Start of Supplied information

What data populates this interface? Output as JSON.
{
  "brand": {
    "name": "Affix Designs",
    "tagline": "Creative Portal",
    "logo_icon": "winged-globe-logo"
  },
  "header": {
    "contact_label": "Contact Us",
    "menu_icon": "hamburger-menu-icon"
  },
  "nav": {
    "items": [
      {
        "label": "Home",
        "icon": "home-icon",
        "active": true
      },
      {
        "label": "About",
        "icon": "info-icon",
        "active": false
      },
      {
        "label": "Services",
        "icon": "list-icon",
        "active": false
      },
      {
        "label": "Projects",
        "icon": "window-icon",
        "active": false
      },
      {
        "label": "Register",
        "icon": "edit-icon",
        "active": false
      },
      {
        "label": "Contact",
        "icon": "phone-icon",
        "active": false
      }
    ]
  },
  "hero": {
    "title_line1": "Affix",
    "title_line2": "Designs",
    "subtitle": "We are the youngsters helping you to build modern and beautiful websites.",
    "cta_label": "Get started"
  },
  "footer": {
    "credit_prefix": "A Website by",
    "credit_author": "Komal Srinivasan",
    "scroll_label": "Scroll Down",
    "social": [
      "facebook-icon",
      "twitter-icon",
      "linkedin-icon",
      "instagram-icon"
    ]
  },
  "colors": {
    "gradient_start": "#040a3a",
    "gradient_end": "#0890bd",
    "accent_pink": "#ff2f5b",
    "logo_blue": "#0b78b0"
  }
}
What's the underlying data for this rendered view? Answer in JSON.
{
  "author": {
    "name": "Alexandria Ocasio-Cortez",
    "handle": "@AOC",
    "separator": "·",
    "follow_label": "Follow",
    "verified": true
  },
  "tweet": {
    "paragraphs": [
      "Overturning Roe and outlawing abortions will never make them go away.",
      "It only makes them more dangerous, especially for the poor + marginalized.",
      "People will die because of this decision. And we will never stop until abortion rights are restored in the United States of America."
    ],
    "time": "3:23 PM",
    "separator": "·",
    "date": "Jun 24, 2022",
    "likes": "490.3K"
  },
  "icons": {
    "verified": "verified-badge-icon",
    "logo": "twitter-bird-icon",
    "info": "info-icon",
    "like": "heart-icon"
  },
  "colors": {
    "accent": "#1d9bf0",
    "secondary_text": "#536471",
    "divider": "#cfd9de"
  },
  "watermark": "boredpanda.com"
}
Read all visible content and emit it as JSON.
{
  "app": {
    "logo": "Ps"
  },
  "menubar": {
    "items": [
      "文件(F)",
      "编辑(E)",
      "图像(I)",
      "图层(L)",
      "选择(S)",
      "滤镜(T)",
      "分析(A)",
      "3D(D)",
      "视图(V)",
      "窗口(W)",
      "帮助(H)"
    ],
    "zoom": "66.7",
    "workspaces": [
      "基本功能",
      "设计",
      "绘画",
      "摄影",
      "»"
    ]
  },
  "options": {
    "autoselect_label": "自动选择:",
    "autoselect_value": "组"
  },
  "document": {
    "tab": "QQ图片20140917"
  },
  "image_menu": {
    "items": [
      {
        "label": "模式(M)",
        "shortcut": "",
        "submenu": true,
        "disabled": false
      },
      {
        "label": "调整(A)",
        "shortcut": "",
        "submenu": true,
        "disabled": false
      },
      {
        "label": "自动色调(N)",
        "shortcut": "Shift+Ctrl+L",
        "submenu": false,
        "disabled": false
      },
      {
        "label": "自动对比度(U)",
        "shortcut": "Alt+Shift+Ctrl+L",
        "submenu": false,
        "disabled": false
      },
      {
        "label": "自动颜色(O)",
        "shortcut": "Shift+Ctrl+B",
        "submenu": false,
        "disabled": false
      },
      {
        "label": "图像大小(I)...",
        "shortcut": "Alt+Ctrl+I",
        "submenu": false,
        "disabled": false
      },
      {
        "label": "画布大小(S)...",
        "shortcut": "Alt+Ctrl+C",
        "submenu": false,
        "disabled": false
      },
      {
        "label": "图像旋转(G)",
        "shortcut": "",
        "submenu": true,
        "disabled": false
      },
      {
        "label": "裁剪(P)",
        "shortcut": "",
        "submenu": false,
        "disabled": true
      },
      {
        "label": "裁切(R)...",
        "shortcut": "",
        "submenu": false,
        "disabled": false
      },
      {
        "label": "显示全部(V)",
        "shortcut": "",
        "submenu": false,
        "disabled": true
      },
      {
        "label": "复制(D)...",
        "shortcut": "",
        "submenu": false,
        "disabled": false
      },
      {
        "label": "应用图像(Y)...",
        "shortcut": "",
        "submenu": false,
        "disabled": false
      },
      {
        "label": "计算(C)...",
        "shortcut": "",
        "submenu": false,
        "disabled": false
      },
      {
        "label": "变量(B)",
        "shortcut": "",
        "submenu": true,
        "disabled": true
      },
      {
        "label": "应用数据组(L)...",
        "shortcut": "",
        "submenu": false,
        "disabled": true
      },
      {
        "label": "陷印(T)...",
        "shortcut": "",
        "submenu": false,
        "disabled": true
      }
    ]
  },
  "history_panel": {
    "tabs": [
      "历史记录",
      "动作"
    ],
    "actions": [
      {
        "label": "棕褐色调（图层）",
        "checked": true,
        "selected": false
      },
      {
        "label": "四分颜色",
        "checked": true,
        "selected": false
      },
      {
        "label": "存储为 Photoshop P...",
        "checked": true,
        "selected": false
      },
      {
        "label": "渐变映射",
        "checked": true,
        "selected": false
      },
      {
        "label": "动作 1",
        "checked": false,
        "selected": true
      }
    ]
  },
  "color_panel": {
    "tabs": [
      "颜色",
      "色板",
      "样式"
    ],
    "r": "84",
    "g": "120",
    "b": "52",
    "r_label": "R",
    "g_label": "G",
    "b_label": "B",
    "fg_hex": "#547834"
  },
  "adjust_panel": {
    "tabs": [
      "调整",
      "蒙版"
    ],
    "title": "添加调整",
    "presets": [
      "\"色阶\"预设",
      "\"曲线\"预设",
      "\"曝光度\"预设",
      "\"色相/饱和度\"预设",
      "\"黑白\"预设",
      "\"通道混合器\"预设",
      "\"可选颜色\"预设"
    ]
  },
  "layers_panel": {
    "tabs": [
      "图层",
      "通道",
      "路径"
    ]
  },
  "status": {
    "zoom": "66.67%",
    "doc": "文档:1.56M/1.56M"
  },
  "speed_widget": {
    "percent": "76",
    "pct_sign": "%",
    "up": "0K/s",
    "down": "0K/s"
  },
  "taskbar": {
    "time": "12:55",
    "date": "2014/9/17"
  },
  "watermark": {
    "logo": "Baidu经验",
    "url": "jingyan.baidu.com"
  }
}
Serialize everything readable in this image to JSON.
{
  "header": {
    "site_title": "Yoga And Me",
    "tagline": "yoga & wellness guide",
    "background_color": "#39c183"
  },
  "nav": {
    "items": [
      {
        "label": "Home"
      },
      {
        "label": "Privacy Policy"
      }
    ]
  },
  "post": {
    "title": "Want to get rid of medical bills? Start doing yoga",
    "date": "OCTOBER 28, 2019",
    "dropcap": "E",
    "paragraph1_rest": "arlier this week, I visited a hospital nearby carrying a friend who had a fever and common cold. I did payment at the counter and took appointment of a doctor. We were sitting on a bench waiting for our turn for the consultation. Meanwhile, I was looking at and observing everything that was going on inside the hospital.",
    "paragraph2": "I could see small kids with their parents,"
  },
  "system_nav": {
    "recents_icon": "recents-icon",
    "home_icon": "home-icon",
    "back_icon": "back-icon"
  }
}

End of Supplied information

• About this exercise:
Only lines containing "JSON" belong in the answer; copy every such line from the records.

• Written answer:
What data populates this interface? Output as JSON.
What's the underlying data for this rendered view? Answer in JSON.
Read all visible content and emit it as JSON.
Serialize everything readable in this image to JSON.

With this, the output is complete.